REQUIREMENT: The records below are made of lines; count those holding the word "title" and give the number only.

Items from a dataset:
::::

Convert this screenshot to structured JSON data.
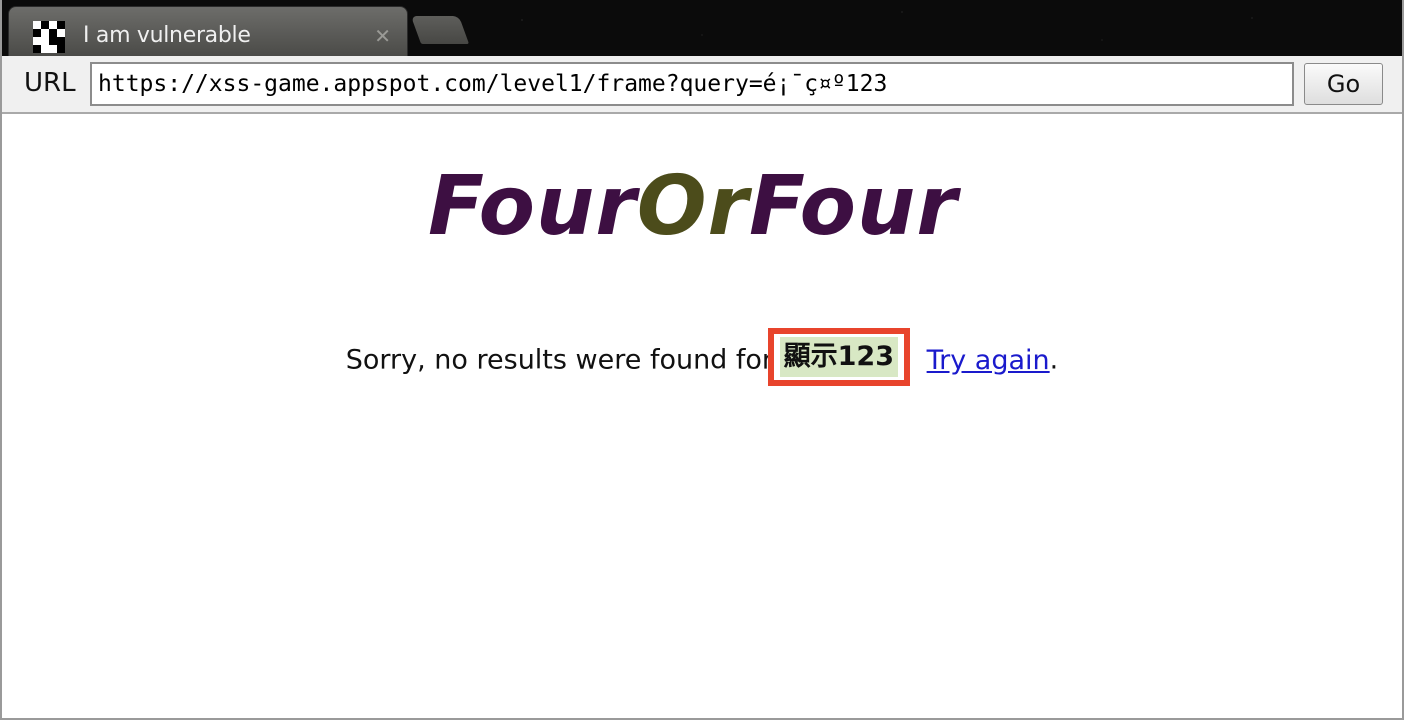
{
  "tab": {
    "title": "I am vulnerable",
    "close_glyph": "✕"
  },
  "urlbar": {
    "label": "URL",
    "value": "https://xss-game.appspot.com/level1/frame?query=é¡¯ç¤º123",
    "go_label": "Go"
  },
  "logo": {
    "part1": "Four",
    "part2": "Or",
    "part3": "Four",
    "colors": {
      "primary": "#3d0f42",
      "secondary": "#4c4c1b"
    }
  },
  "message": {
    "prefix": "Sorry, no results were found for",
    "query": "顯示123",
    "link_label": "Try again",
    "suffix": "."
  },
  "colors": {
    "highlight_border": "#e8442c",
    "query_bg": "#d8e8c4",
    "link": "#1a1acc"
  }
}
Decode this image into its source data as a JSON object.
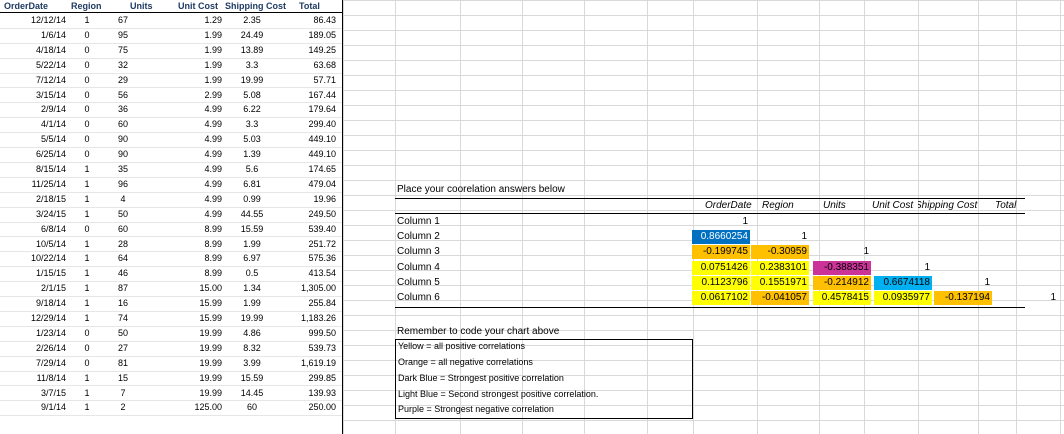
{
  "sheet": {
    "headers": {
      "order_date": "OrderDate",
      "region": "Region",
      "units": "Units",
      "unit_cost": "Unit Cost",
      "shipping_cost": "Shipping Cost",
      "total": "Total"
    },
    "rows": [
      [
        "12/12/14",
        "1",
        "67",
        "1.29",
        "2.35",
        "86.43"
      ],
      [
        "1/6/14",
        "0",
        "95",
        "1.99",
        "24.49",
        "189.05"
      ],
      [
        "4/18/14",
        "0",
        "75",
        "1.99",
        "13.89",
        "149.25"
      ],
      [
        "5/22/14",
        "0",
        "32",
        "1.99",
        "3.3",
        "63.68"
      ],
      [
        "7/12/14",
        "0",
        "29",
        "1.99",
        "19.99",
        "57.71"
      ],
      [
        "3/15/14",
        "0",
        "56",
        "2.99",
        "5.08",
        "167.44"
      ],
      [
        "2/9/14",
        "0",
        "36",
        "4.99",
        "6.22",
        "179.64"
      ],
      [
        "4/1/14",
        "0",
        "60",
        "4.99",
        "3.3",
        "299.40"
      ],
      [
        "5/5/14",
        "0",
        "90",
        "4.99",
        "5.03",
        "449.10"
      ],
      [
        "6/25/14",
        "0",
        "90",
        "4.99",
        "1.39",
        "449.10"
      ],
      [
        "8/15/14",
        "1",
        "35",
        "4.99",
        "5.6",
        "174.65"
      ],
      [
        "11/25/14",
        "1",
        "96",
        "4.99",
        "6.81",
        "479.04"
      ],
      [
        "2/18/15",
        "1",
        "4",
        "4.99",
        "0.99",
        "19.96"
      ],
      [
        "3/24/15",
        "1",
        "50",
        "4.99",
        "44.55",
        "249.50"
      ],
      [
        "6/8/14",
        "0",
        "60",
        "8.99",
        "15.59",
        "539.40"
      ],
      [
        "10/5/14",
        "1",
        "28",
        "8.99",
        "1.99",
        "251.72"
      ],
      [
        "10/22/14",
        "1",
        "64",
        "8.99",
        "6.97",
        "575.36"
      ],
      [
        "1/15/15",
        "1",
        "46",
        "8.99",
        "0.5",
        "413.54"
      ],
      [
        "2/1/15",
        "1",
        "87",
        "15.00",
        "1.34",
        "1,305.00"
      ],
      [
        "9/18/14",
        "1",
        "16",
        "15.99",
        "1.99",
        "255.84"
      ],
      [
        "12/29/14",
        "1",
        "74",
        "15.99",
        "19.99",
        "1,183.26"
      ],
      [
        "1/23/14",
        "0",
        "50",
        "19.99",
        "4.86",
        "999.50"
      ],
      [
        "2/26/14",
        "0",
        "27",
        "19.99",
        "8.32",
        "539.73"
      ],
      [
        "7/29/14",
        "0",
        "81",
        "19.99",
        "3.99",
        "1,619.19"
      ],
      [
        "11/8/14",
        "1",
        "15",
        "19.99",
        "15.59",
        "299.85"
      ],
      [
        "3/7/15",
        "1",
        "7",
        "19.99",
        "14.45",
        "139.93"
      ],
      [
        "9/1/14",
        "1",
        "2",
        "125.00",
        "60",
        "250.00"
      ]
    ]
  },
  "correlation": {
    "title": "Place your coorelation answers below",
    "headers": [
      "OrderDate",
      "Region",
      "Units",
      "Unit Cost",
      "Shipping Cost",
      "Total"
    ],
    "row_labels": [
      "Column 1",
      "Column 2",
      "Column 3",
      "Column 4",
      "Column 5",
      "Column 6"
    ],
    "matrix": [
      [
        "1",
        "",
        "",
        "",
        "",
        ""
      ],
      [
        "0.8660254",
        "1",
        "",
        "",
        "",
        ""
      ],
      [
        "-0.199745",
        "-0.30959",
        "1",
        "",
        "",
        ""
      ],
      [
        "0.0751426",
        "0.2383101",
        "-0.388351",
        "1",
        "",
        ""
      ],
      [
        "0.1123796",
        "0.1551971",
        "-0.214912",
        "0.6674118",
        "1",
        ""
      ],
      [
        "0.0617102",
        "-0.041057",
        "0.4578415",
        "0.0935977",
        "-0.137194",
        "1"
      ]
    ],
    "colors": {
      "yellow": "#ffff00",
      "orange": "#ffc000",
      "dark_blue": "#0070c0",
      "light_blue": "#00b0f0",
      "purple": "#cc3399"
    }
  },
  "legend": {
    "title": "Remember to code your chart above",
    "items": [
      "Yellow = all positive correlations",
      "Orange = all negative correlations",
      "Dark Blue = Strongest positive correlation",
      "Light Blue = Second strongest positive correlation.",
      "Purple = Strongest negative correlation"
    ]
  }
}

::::

WRITTEN ANSWER: 3